She is a reviewer of manuscripts for Radiology, the American Journal of Roentgenology, and Radiographics. She has more than 45 publications in peer review medical journals and has been a speaker at numerous institutions and conferences across the country.
1. On average, approximately ______ of the blood flow into the liver is from the from the portal vein.
A. one fifth
B. one third
C. two fifths
D. three fifths
E. three fourths
2. When evaluating the portal venous system, the right and main portal veins are imaged best through
A. a subcostal approach with the patient supine
B. a subcostal approach with the patient turned slightly to the right
C. the sub-xiphoid region with the patient turned slightly to the left
D. the sub-xiphoid region with the patient supine

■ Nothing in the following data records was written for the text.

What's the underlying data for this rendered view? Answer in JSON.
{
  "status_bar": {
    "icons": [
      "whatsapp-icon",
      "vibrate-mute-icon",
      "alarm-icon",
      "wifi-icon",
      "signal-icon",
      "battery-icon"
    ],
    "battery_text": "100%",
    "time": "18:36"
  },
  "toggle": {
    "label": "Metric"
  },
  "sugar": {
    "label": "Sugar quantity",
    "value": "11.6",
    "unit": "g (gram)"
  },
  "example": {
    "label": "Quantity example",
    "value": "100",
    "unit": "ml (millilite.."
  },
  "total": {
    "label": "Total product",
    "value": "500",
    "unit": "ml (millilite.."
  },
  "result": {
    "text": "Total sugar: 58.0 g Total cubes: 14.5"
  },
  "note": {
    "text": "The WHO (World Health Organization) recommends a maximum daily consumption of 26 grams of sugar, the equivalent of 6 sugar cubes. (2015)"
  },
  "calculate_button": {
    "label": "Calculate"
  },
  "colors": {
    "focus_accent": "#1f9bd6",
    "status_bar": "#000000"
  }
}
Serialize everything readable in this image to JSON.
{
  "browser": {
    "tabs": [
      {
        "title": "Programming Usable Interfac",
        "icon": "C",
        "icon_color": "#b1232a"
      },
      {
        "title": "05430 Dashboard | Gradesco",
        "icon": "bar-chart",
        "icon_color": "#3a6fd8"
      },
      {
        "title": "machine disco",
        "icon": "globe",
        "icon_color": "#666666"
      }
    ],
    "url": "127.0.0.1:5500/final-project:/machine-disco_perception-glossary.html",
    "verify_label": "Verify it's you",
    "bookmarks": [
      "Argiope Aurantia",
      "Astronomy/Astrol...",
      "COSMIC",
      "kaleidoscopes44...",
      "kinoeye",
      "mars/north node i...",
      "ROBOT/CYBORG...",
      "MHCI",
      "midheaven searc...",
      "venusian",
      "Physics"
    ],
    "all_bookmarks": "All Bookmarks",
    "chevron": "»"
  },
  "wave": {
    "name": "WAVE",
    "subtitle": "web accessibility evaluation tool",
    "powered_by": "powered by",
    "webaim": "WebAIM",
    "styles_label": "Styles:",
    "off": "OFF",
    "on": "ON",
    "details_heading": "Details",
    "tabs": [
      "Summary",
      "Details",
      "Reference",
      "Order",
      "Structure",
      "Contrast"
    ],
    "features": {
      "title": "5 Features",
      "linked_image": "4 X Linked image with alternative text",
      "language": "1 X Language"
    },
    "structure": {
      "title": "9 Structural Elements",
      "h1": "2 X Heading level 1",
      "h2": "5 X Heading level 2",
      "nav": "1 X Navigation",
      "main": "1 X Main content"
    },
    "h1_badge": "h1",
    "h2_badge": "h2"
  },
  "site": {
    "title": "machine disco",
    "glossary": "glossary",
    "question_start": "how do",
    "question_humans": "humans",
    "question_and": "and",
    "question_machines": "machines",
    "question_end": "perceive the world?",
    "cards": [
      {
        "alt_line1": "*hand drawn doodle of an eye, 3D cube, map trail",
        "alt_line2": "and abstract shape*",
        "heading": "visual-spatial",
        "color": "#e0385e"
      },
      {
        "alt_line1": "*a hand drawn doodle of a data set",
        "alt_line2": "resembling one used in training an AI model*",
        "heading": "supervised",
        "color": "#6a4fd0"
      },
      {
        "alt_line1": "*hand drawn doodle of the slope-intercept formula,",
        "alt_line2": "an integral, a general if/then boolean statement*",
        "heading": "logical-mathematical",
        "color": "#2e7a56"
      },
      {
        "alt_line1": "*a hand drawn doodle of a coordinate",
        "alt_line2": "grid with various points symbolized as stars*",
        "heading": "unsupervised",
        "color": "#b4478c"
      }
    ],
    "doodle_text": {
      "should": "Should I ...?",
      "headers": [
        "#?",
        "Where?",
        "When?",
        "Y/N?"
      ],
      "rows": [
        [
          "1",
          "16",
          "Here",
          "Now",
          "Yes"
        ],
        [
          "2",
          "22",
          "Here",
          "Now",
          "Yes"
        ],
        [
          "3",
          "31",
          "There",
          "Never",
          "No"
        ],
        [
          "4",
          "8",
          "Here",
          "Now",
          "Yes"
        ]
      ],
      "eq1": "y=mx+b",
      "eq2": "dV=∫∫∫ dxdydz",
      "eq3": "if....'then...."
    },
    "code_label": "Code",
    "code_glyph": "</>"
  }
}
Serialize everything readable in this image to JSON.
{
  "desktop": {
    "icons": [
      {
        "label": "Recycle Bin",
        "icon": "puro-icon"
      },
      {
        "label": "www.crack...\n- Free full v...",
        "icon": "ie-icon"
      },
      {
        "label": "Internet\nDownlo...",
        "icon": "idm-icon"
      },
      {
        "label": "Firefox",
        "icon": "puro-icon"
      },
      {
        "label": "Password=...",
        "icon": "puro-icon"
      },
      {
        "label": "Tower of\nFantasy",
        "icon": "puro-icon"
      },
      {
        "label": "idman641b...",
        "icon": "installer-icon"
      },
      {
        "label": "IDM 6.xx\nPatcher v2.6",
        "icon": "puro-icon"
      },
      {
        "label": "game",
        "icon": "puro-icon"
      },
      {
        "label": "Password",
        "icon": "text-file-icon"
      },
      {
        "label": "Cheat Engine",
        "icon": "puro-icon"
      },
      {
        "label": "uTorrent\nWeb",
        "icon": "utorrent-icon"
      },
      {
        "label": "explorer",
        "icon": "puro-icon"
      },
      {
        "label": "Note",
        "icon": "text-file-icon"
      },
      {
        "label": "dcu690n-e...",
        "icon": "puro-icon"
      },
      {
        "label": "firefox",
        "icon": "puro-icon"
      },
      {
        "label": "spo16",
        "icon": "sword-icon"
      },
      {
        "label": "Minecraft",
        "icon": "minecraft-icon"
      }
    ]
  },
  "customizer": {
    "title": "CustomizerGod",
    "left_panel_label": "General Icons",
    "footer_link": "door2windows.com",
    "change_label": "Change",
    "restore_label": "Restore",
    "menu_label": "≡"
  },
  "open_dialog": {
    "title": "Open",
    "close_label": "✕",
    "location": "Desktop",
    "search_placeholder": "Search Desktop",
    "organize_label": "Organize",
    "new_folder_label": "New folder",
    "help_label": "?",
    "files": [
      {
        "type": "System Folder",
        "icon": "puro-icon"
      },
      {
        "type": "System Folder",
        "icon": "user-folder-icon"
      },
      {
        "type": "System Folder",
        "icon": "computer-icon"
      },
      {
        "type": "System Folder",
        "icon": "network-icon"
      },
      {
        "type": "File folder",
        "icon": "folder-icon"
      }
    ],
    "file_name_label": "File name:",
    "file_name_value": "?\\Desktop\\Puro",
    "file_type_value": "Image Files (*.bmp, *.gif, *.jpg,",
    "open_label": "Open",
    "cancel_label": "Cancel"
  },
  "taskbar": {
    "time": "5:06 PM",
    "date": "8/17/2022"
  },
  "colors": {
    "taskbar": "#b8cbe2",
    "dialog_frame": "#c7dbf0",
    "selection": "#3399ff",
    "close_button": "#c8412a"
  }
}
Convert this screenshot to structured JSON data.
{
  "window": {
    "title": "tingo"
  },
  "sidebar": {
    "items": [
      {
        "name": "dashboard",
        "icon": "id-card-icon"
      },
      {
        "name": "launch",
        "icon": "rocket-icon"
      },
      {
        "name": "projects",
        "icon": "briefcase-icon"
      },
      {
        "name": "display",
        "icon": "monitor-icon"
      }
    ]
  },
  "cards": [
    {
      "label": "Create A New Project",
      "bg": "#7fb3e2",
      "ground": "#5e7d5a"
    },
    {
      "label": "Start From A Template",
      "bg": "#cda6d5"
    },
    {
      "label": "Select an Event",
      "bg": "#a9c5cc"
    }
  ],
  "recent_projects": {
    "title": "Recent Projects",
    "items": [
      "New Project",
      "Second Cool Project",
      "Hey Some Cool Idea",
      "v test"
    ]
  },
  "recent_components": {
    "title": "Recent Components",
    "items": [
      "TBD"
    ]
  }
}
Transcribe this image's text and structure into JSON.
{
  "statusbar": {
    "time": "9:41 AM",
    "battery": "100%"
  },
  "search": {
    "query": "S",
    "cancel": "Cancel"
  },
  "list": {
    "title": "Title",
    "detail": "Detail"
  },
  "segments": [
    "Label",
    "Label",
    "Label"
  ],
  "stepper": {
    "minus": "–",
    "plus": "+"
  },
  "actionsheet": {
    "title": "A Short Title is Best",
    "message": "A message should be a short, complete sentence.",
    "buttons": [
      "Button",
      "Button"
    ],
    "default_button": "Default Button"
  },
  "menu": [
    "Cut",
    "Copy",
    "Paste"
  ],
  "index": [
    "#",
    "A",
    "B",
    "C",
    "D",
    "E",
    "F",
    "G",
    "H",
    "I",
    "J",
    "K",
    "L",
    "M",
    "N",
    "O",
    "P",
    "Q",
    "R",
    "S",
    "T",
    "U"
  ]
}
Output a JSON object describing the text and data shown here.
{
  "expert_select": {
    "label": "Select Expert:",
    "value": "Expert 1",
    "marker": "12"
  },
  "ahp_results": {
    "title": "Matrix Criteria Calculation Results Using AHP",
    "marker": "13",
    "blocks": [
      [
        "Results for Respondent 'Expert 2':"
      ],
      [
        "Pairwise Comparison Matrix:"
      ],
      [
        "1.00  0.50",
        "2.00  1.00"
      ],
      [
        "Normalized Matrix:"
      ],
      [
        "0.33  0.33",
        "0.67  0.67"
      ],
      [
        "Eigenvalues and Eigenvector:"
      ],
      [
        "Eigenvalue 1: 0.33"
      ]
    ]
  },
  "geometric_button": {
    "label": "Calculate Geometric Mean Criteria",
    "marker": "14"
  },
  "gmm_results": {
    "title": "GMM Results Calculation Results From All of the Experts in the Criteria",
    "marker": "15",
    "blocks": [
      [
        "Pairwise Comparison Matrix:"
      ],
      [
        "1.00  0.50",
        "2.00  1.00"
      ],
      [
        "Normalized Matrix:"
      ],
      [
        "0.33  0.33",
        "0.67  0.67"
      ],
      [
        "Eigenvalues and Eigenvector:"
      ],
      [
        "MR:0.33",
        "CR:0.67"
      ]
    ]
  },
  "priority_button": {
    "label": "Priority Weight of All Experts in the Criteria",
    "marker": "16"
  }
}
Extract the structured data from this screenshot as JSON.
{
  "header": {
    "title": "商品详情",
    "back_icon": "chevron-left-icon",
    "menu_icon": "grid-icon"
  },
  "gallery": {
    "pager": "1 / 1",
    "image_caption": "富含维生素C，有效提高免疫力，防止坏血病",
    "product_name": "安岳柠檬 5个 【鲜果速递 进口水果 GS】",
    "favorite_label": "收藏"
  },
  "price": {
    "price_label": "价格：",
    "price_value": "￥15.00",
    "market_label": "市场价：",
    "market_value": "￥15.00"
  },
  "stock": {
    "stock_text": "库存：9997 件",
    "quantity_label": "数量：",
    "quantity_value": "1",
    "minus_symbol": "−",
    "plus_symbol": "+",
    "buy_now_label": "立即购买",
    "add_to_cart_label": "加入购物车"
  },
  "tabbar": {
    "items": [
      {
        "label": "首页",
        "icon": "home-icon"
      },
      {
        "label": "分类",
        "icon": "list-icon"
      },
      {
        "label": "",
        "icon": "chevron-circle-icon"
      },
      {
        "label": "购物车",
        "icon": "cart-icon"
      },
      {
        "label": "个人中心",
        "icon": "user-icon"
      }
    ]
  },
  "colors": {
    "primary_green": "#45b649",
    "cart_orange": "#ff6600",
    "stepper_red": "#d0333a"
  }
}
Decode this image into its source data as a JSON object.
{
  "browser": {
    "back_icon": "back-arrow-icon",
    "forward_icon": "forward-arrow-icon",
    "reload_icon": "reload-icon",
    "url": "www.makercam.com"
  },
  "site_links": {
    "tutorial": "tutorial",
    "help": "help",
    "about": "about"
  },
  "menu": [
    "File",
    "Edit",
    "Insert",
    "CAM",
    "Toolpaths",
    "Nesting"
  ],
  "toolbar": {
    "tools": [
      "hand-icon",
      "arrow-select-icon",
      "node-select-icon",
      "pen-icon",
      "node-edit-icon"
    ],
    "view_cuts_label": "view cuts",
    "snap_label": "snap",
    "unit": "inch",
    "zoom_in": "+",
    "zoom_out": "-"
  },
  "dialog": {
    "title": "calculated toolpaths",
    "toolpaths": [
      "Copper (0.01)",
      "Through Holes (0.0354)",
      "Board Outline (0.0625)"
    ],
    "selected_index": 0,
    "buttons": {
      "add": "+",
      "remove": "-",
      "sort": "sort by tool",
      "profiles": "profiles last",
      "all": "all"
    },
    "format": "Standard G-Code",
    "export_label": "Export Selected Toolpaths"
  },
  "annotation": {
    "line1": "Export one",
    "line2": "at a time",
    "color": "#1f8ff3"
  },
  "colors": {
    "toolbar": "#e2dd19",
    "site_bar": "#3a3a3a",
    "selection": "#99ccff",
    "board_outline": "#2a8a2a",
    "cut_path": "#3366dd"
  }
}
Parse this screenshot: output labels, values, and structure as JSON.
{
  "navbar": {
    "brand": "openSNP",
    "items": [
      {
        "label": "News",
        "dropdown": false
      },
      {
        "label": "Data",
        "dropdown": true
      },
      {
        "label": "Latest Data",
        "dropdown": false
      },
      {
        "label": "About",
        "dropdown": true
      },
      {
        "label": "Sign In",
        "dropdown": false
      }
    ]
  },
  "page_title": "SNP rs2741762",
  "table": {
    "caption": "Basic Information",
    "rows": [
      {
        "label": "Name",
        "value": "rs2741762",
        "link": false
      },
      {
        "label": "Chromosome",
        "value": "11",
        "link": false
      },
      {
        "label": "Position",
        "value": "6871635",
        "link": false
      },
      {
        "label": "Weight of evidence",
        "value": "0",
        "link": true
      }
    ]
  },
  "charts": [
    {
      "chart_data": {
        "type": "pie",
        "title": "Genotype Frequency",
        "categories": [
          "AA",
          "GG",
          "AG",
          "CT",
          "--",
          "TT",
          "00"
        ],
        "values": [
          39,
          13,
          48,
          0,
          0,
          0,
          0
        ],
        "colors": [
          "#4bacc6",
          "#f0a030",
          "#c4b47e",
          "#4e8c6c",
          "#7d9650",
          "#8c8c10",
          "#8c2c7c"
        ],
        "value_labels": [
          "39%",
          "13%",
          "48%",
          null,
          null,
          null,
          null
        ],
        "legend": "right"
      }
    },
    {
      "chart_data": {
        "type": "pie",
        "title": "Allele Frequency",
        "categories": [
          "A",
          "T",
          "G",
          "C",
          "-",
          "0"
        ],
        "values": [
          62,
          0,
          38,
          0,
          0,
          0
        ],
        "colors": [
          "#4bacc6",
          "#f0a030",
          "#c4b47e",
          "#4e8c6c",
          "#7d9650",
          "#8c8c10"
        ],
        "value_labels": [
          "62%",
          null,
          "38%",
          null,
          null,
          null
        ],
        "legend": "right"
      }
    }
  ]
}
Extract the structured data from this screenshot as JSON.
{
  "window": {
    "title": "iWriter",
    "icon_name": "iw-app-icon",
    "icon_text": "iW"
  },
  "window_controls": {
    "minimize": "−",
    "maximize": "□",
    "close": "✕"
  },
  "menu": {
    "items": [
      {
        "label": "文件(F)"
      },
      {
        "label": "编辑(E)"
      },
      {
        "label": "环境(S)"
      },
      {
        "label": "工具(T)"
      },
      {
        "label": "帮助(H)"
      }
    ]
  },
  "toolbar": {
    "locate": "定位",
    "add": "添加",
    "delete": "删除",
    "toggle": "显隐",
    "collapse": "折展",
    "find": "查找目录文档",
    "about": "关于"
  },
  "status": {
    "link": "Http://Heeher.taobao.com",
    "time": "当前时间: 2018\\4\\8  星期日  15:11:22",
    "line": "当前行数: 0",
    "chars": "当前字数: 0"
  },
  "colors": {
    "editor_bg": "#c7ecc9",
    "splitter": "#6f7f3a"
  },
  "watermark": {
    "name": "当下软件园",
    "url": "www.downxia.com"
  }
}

E. an intercostal approach with the patient turned slightly to the left
3. When evaluating the hepatic venous system, the left hepatic vein can best be visualized with the transducer in
A. an intercostal location with the patient turned slightly to the left
B. a subcostal location with the patient turned slightly to the left
C. a sub-xiphoid location in a longitudinal plane
D. an intercostal location with the patient turned slightly to the right
E. a subcostal location with the patient turned slightly to the right
4. _______ is the most important cause of portal hypertension in the Western world.
14. In patients with portal hypertension, high velocities in the left renal vein would be an indirect sign of which of the following shunts
15. An example of an inflammatory cause of portal vein thrombosis would be
A. anti-phospholipid antibody syndrome
B. antithrombin II deficiency
C. hepatocellular carcinoma
D. polycythemia vera
16. If a thrombus is identified within the portal vein, the presence of ________ within the thrombus is very specific for a malignant thrombus.
A. a monophasic waveform
B. a bi-directional flow
C. an absence of flow
D. low amplitude “D” and “S” waves
E. a hepatofugal arterial signal
17. Patients with portal vein thrombosis and cavernous transformation not only develop portosystemic collaterals, but also develop ________ collaterals.
18. The type of Budd-Chiari syndrome that is more common in underdeveloped countries such as Nepal, China, South Africa, India, and Japan is
A. inferior vena cava thrombosis
B. compression of the hepatic veins from a neoplasm
C. mechanical obstruction of the hepatic veins
D. compression of the hepatic veins from an abscess
E. hepatic vein thrombosis
19. All of the following are examples of secondary causes of Budd-Chiari Syndrome EXCEPT
A. compression of the hepatic veins by hepatocellular carcinoma
B. mechanical obstruction of the hepatic veins by an abscess
C. hepatic vein thrombosis caused by protein S deficiency
D. compression of the hepatic veins by renal cell carcinoma
E. mechanical obstruction of the hepatic veins from a hydatid cyst.
20. When scanning a patient in the setting of chronic Budd-Chiari syndrome, it is also important to examine the ________ of the liver, which frequently has enlarged veins that drain directly to the inferior vena cava.